In episode 32 of the Japan Distilled podcast, your hosts Christopher Pellegrini and Stephen Lyman tackle the mysterious world of spirits cuts. It turns out these are not so mysterious and experienced distillers use a number of variables to determine “the cuts” … listen in for more details.
Mixing and Editing: Rich Pav (https://www.uncannyjapan.com/)
CHRISTOPHER PELLEGRINI Vermont born and bred, long-time Tokyo resident and author of The Shochu Handbook, Christopher learned about delicious fermentations as a beer brewer at Otter Creek (Middlebury, VT). He now spends most of his waking hours convincing strangers that shochu and awamori are unlike anything they’ve ever tried before.
STEPHEN LYMAN discovered Japan’s indigenous spirits at an izakaya in New York City. He was so enthralled that he now lives in Japan and works in a tiny craft shochu distillery every autumn. His first book, The Complete Guide to Japanese Drinks, was nominated for a 2020 James Beard Award.
Stephen and Christopher appreciate a well made spirits regardless of where the cuts are made.
If you have any comments or questions about malt vs. koji, please reach out to Stephen or Christopher via Twitter. We would love to hear from you.
What are Cuts?
Spirits cuts are the points at which distillers begin to capture and stop capturing distillate for their drinks. Since different liquids have different evaporation points or vapor points (when liquid turns to gas), the component parts of a fermentation will begin evaporating at different temperatures.
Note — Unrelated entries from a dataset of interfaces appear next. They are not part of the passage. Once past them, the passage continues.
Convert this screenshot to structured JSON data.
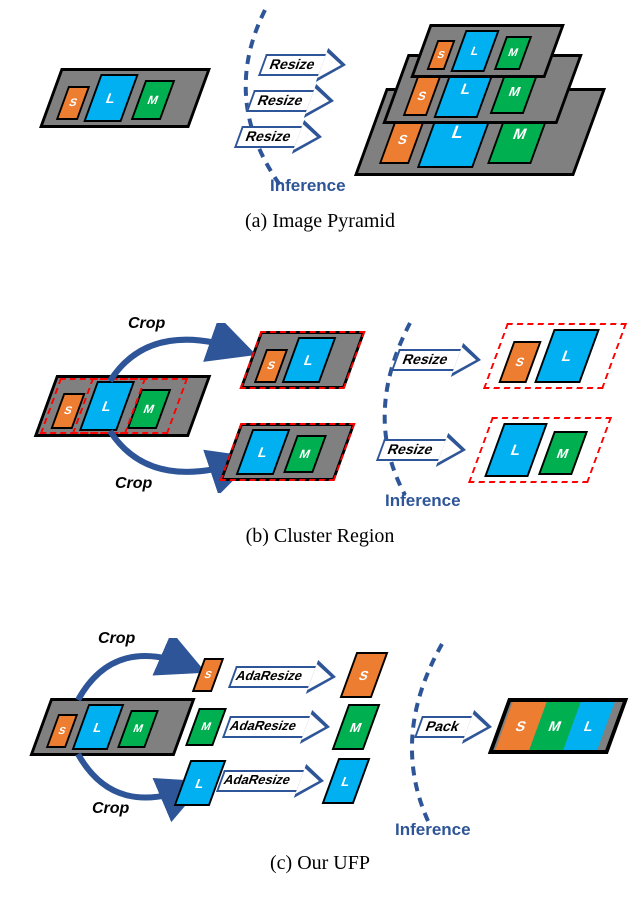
{
  "captions": {
    "a": "(a) Image Pyramid",
    "b": "(b) Cluster Region",
    "c": "(c) Our UFP"
  },
  "labels": {
    "S": "S",
    "L": "L",
    "M": "M",
    "resize": "Resize",
    "adaresize": "AdaResize",
    "pack": "Pack",
    "crop": "Crop",
    "inference": "Inference"
  },
  "chart_data": {
    "type": "diagram",
    "panels": [
      {
        "id": "a",
        "name": "Image Pyramid",
        "flow": "One input slab (S,L,M) -> three Resize arrows -> three stacked output slabs at different scales (each contains S,L,M).",
        "arc_label": "Inference"
      },
      {
        "id": "b",
        "name": "Cluster Region",
        "flow": "Input slab with two dashed-red crop regions -> Crop arrows -> two cropped slabs (S+L and L+M) -> Resize -> two resized dashed-red slabs.",
        "arc_label": "Inference"
      },
      {
        "id": "c",
        "name": "Our UFP",
        "flow": "Input slab (S,L,M) -> Crop -> three individual boxes S,M,L -> AdaResize -> three unified-size boxes -> Pack -> one packed slab containing S,M,L.",
        "arc_label": "Inference"
      }
    ]
  }
}
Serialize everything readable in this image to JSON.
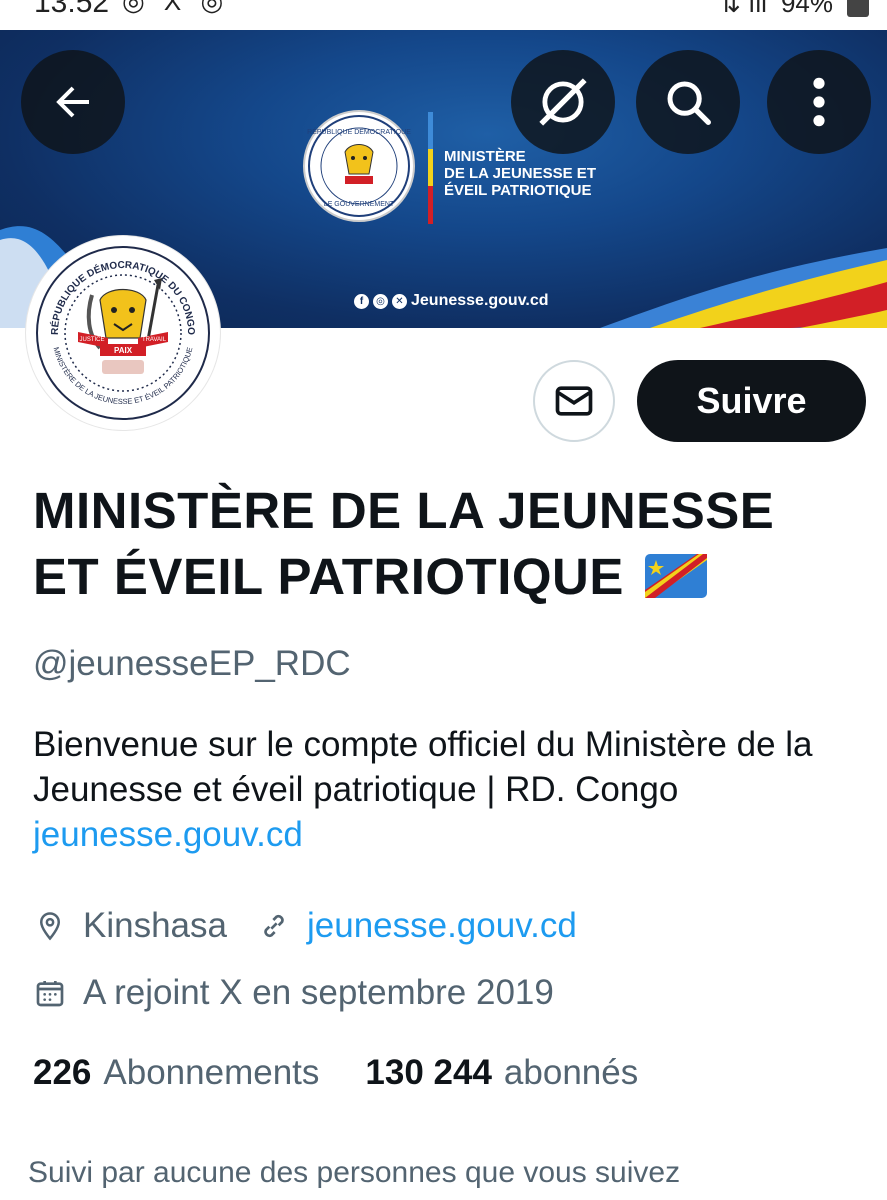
{
  "status_bar": {
    "time": "13:52",
    "apps": "◎ X ◎",
    "battery": "94%"
  },
  "banner": {
    "ministry_title_line1": "MINISTÈRE",
    "ministry_title_line2": "DE LA JEUNESSE ET",
    "ministry_title_line3": "ÉVEIL PATRIOTIQUE",
    "website": "Jeunesse.gouv.cd",
    "seal_top_text": "RÉPUBLIQUE DÉMOCRATIQUE DU CONGO",
    "seal_bottom_text": "LE GOUVERNEMENT"
  },
  "avatar": {
    "ring_text_top": "RÉPUBLIQUE DÉMOCRATIQUE DU CONGO",
    "ring_text_bottom": "MINISTÈRE DE LA JEUNESSE ET ÉVEIL PATRIOTIQUE",
    "ribbon_left": "JUSTICE",
    "ribbon_right": "TRAVAIL",
    "ribbon_bottom": "PAIX"
  },
  "toolbar": {
    "back_icon": "arrow-left-icon",
    "grok_icon": "slash-circle-icon",
    "search_icon": "search-icon",
    "more_icon": "more-vertical-icon"
  },
  "actions": {
    "follow_label": "Suivre",
    "message_icon": "envelope-icon"
  },
  "profile": {
    "name": "MINISTÈRE DE LA JEUNESSE ET ÉVEIL PATRIOTIQUE",
    "handle": "@jeunesseEP_RDC",
    "bio": "Bienvenue sur le compte officiel du Ministère de la Jeunesse et éveil patriotique | RD. Congo",
    "bio_link": "jeunesse.gouv.cd",
    "location": "Kinshasa",
    "website": "jeunesse.gouv.cd",
    "joined": "A rejoint X en septembre 2019",
    "following_count": "226",
    "following_label": "Abonnements",
    "followers_count": "130 244",
    "followers_label": "abonnés",
    "followed_by": "Suivi par aucune des personnes que vous suivez"
  },
  "colors": {
    "accent": "#1d9bf0",
    "text": "#0f1419",
    "muted": "#536471",
    "button_dark": "#0f1419"
  }
}
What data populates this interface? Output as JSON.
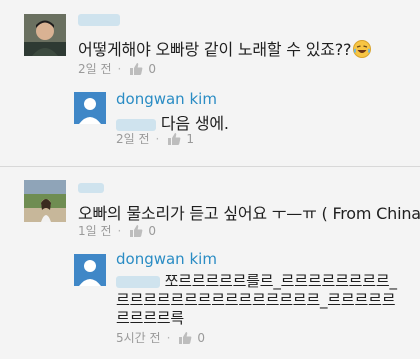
{
  "comments": [
    {
      "text": "어떻게해야 오빠랑 같이 노래할 수 있죠??",
      "emoji": "laughing-crying-emoji",
      "time": "2일 전",
      "likes": "0",
      "reply": {
        "author": "dongwan kim",
        "text": "다음 생에.",
        "time": "2일 전",
        "likes": "1"
      }
    },
    {
      "text": "오빠의 물소리가 듣고 싶어요 ㅜ—ㅠ ( From China )",
      "time": "1일 전",
      "likes": "0",
      "reply": {
        "author": "dongwan kim",
        "text_line1": "쪼르르르르르를르_르르르르르르르르_",
        "text_line2": "르르르르르르르르르르르르르르르_르르르르르",
        "text_line3": "르르르르륵",
        "time": "5시간 전",
        "likes": "0"
      }
    }
  ],
  "colors": {
    "author": "#2a8cc4",
    "background": "#f4f4f4",
    "avatar_default": "#3f87c7"
  }
}
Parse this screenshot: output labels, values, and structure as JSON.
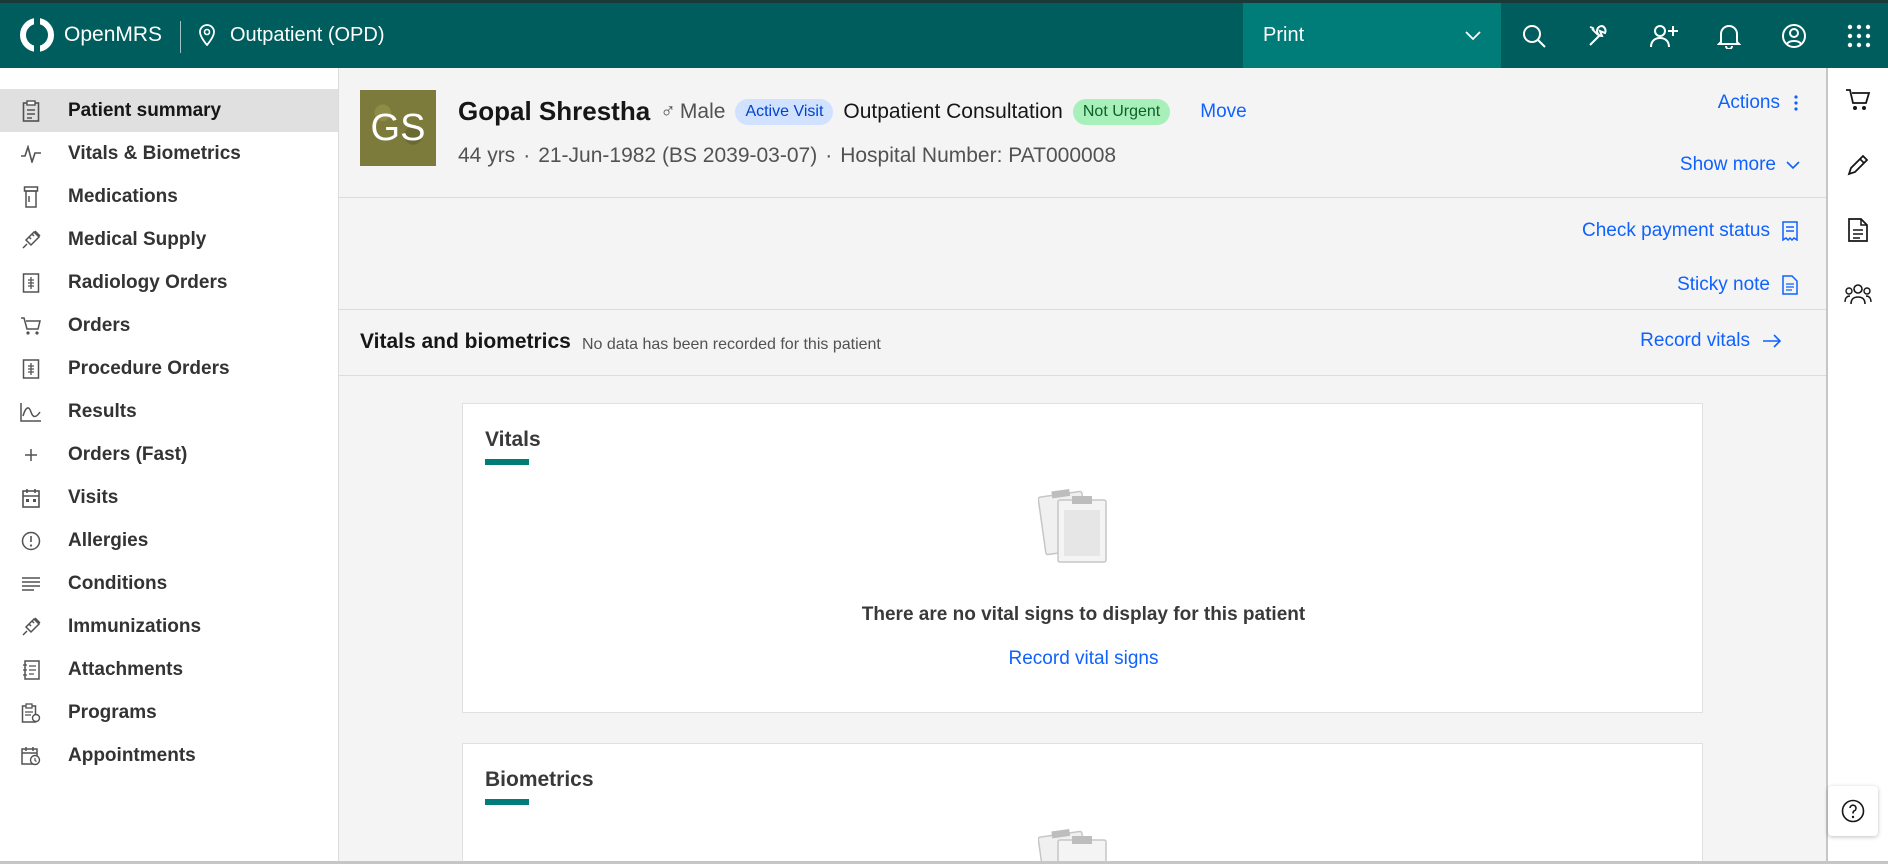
{
  "header": {
    "app_name": "OpenMRS",
    "location": "Outpatient (OPD)",
    "print_label": "Print",
    "icons": [
      "search-icon",
      "tools-icon",
      "add-patient-icon",
      "bell-icon",
      "user-avatar-icon",
      "app-switcher-icon"
    ]
  },
  "nav": {
    "items": [
      {
        "label": "Patient summary",
        "icon": "clipboard-icon",
        "active": true
      },
      {
        "label": "Vitals & Biometrics",
        "icon": "activity-icon"
      },
      {
        "label": "Medications",
        "icon": "pill-bottle-icon"
      },
      {
        "label": "Medical Supply",
        "icon": "syringe-icon"
      },
      {
        "label": "Radiology Orders",
        "icon": "ledger-icon"
      },
      {
        "label": "Orders",
        "icon": "cart-icon"
      },
      {
        "label": "Procedure Orders",
        "icon": "ledger-icon"
      },
      {
        "label": "Results",
        "icon": "chart-icon"
      },
      {
        "label": "Orders (Fast)",
        "icon": "plus-icon"
      },
      {
        "label": "Visits",
        "icon": "calendar-icon"
      },
      {
        "label": "Allergies",
        "icon": "warning-circle-icon"
      },
      {
        "label": "Conditions",
        "icon": "list-icon"
      },
      {
        "label": "Immunizations",
        "icon": "syringe-icon"
      },
      {
        "label": "Attachments",
        "icon": "attachment-icon"
      },
      {
        "label": "Programs",
        "icon": "report-icon"
      },
      {
        "label": "Appointments",
        "icon": "calendar-clock-icon"
      }
    ]
  },
  "patient": {
    "initials": "GS",
    "name": "Gopal Shrestha",
    "gender_symbol": "♂",
    "gender": "Male",
    "visit_tag": "Active Visit",
    "visit_type": "Outpatient Consultation",
    "priority_tag": "Not Urgent",
    "move_label": "Move",
    "age": "44 yrs",
    "dob": "21-Jun-1982 (BS 2039-03-07)",
    "hospital_number": "Hospital Number: PAT000008",
    "actions_label": "Actions",
    "show_more_label": "Show more"
  },
  "banner_links": {
    "payment": "Check payment status",
    "sticky": "Sticky note"
  },
  "vitals_section": {
    "title": "Vitals and biometrics",
    "subtitle": "No data has been recorded for this patient",
    "record_label": "Record vitals"
  },
  "vitals_card": {
    "title": "Vitals",
    "empty_text": "There are no vital signs to display for this patient",
    "link": "Record vital signs"
  },
  "biometrics_card": {
    "title": "Biometrics"
  },
  "colors": {
    "header_bg": "#005d5d",
    "print_bg": "#007d79",
    "link": "#0f62fe",
    "accent": "#007d79"
  }
}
These temperature breakpoints determine what liquids end up in the distillate.
Since alcohol evaporates at 78 degrees Celsius (172.4 Fahrenheit)and water at 100 degrees Celsius (212 F), you will end up with a higher concentration of ethanol at temperatures between 78 and perhaps 90 degrees. Other alcohols evaporate at even lower temperatures.
The most critical part of distillation cuts is the removal of the foreshots, or the early part of the heads, which contains poisons. Methanol is the most lethal, causing blindness or even death at relatively low concentrations. Fortunately, the boiling point of methanol is 66 degrees Celsius (150.8 F) so as long as the earliest distillate out of the still is discarded, the spirit should be safe for human consumption.
There is plenty of usable alcohol in the heads so once the foreshots are removed, the distiller has a lot of options as to what to do with the heads. Some redistill, some keep and blend, some even turn the heads into other products. The heads are typically high in other alcohols and have more astringent qualities. A common aroma of the heads is acetone, which is used in nail polish remover.
The hearts are where the best spirit lives. Of course, best is relative, but the hearts tend to be high in ethanol and sweet with nice aromas. Some premium spirits are only made with the hearts.
The tails are the end of the distillation run. Depending on the character you want, you may keep more or less of the tails. However, distillers can easily recognize the tails, because the alcohol coming of the still is much lower and the flavors become more bitter. When you really finish the process, “wet dog” aromas appear and that’s when its definitely time to turn of the still.
Much More to Explore
These show notes just scratch the surface, but should serve as a useful aid as you listen to the episode itself. As always, please feel free to reach out if you have any questions about cuts.